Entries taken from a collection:
========================================

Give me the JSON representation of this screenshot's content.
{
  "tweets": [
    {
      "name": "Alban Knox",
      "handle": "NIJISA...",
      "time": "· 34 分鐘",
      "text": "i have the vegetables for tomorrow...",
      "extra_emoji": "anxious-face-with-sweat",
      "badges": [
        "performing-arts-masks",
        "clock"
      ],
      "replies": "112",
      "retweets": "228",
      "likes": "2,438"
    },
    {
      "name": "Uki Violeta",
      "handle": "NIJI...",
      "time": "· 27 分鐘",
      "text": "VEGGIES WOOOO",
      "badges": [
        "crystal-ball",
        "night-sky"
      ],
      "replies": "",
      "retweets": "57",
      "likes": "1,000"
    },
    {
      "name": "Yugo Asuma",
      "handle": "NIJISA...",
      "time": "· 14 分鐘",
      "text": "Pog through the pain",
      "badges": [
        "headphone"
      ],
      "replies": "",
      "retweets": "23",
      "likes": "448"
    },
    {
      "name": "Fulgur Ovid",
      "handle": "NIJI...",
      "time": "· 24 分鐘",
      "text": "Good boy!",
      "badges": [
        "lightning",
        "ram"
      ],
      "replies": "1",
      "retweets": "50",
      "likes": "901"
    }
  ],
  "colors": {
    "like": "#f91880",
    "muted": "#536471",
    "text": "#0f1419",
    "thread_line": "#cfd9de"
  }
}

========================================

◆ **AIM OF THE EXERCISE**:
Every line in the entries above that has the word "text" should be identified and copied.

◆ **RESPONSE TO THE EXERCISE**:
      "text": "i have the vegetables for tomorrow...",
      "text": "VEGGIES WOOOO",
      "text": "Pog through the pain",
      "text": "Good boy!",
    "text": "#0f1419",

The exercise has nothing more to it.